§ **DATA TO PROCESS**

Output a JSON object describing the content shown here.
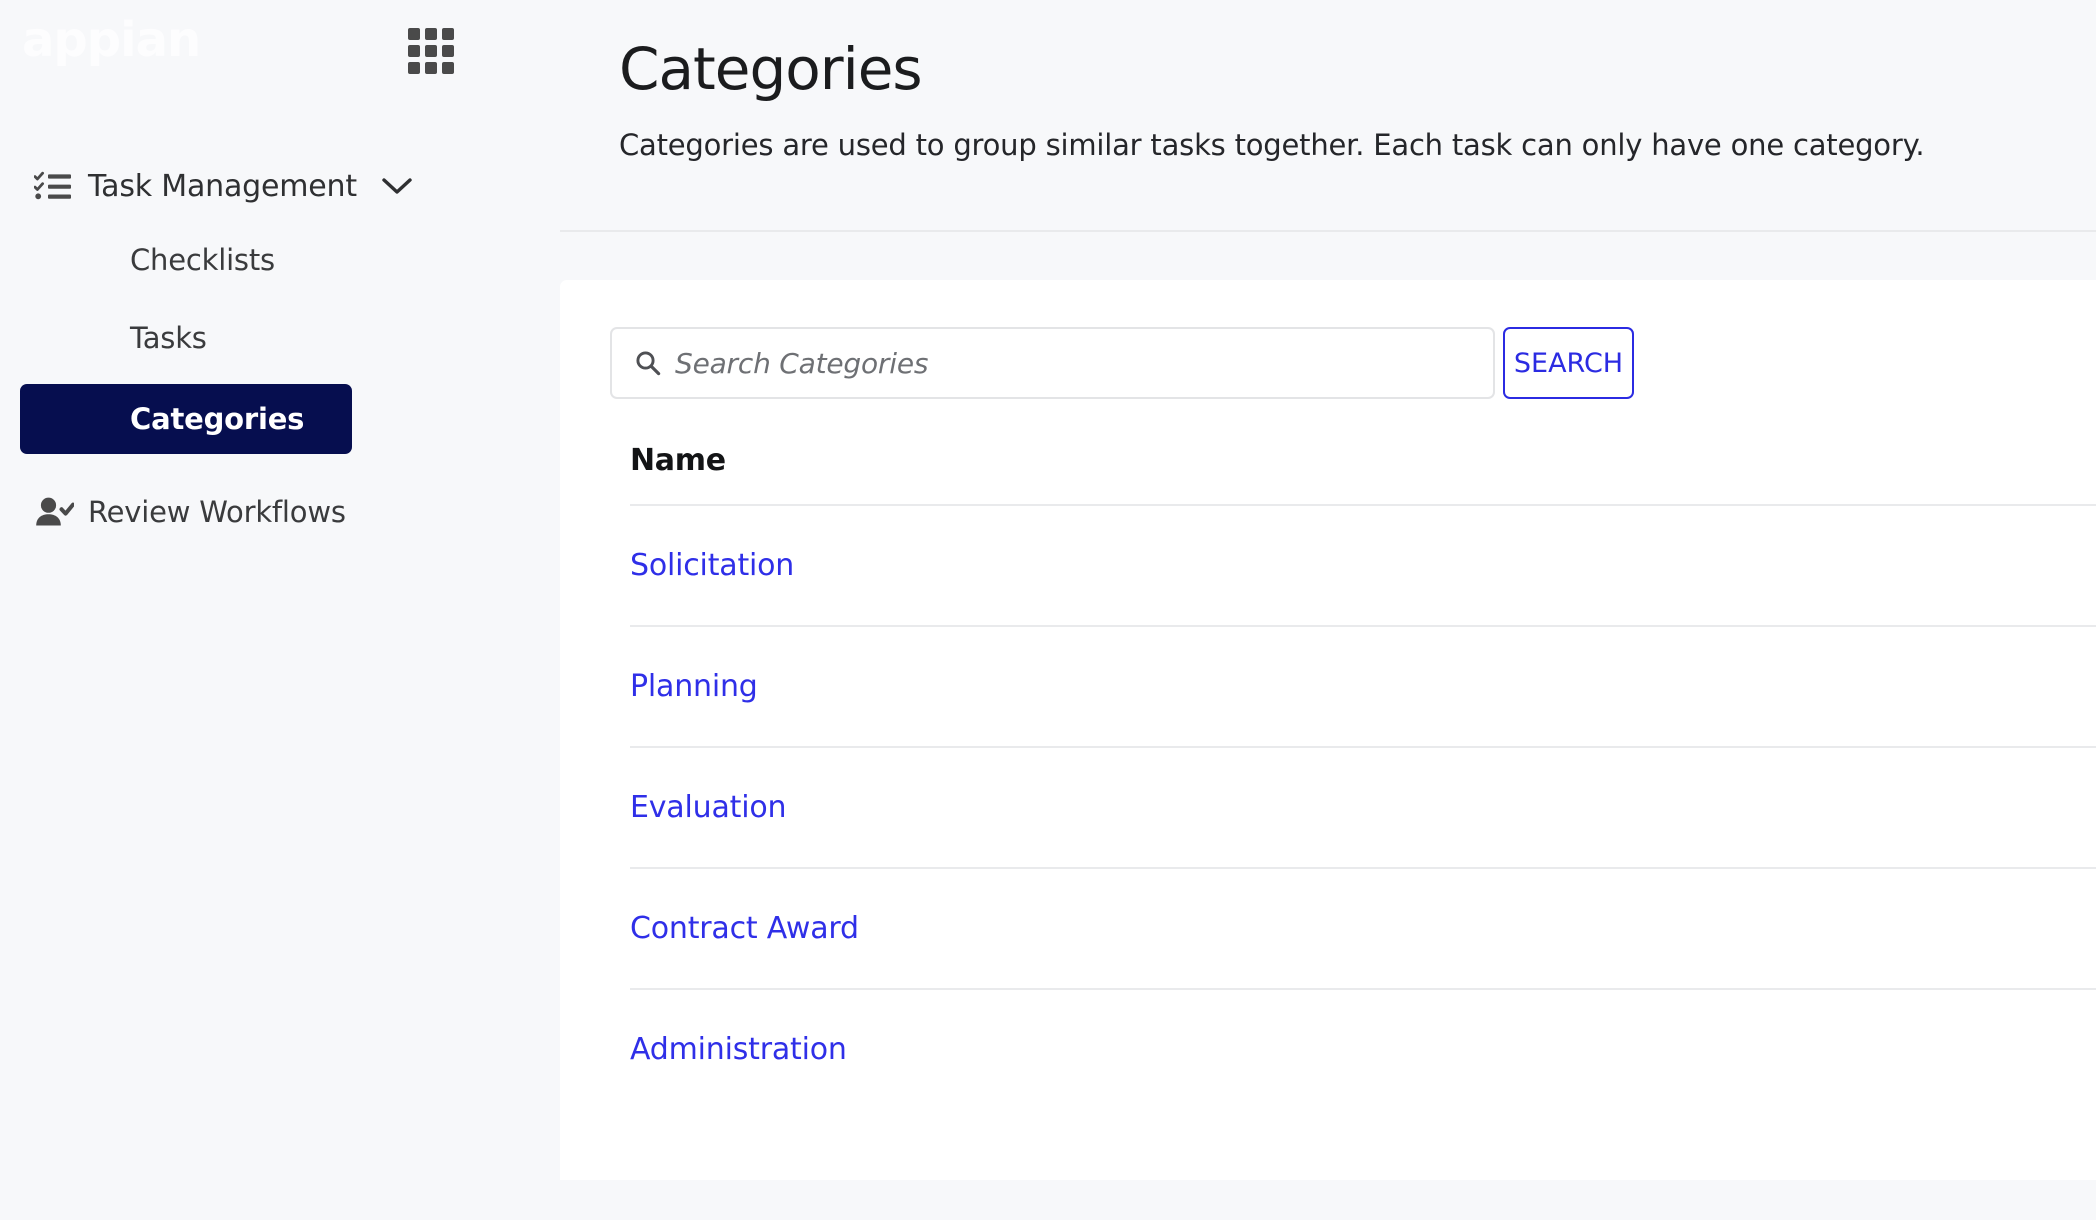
{
  "brand": {
    "logo_text": "appian",
    "logo_color": "#fdfdfe",
    "apps_icon": "grid-apps-icon"
  },
  "sidebar": {
    "group": {
      "label": "Task Management",
      "icon": "checklist-icon",
      "chevron": "chevron-down-icon",
      "expanded": true
    },
    "items": [
      {
        "label": "Checklists",
        "selected": false,
        "icon": null
      },
      {
        "label": "Tasks",
        "selected": false,
        "icon": null
      },
      {
        "label": "Categories",
        "selected": true,
        "icon": null
      },
      {
        "label": "Review Workflows",
        "selected": false,
        "icon": "user-check-icon"
      }
    ],
    "selected_bg": "#060E4F",
    "background": "#f7f8fa"
  },
  "header": {
    "title": "Categories",
    "description": "Categories are used to group similar tasks together. Each task can only have one category."
  },
  "search": {
    "placeholder": "Search Categories",
    "value": "",
    "icon": "search-icon",
    "button_label": "SEARCH",
    "button_color": "#2B2BE2"
  },
  "table": {
    "columns": [
      "Name"
    ],
    "link_color": "#2F2FE8",
    "rows": [
      {
        "name": "Solicitation"
      },
      {
        "name": "Planning"
      },
      {
        "name": "Evaluation"
      },
      {
        "name": "Contract Award"
      },
      {
        "name": "Administration"
      }
    ]
  }
}
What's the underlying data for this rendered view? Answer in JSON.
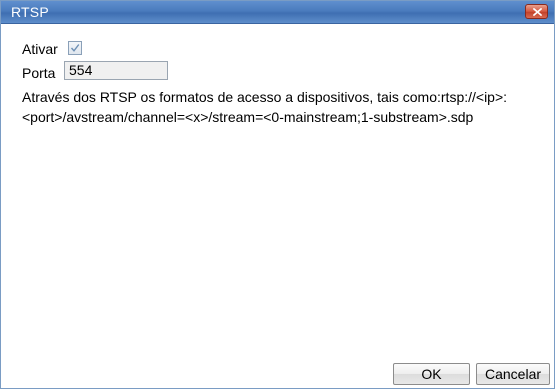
{
  "window": {
    "title": "RTSP",
    "close_icon": "close-icon"
  },
  "form": {
    "enable_label": "Ativar",
    "enable_checked": true,
    "port_label": "Porta",
    "port_value": "554"
  },
  "description": {
    "line1": "Através dos RTSP os formatos de acesso a dispositivos, tais como:rtsp://<ip>:",
    "line2": "<port>/avstream/channel=<x>/stream=<0-mainstream;1-substream>.sdp"
  },
  "buttons": {
    "ok_label": "OK",
    "cancel_label": "Cancelar"
  },
  "colors": {
    "titlebar": "#4a7bbd",
    "close": "#d4583f"
  }
}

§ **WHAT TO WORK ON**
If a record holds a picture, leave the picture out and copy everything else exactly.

§ **REPLY TO THE TASK**
Output a JSON object describing the content shown here.
{
  "brand": {
    "logo_text": "appian",
    "logo_color": "#fdfdfe",
    "apps_icon": "grid-apps-icon"
  },
  "sidebar": {
    "group": {
      "label": "Task Management",
      "icon": "checklist-icon",
      "chevron": "chevron-down-icon",
      "expanded": true
    },
    "items": [
      {
        "label": "Checklists",
        "selected": false,
        "icon": null
      },
      {
        "label": "Tasks",
        "selected": false,
        "icon": null
      },
      {
        "label": "Categories",
        "selected": true,
        "icon": null
      },
      {
        "label": "Review Workflows",
        "selected": false,
        "icon": "user-check-icon"
      }
    ],
    "selected_bg": "#060E4F",
    "background": "#f7f8fa"
  },
  "header": {
    "title": "Categories",
    "description": "Categories are used to group similar tasks together. Each task can only have one category."
  },
  "search": {
    "placeholder": "Search Categories",
    "value": "",
    "icon": "search-icon",
    "button_label": "SEARCH",
    "button_color": "#2B2BE2"
  },
  "table": {
    "columns": [
      "Name"
    ],
    "link_color": "#2F2FE8",
    "rows": [
      {
        "name": "Solicitation"
      },
      {
        "name": "Planning"
      },
      {
        "name": "Evaluation"
      },
      {
        "name": "Contract Award"
      },
      {
        "name": "Administration"
      }
    ]
  }
}
What's the underlying data for this rendered view? Answer in JSON.
{
  "window": {
    "title": "RTSP",
    "close_icon": "close-icon"
  },
  "form": {
    "enable_label": "Ativar",
    "enable_checked": true,
    "port_label": "Porta",
    "port_value": "554"
  },
  "description": {
    "line1": "Através dos RTSP os formatos de acesso a dispositivos, tais como:rtsp://<ip>:",
    "line2": "<port>/avstream/channel=<x>/stream=<0-mainstream;1-substream>.sdp"
  },
  "buttons": {
    "ok_label": "OK",
    "cancel_label": "Cancelar"
  },
  "colors": {
    "titlebar": "#4a7bbd",
    "close": "#d4583f"
  }
}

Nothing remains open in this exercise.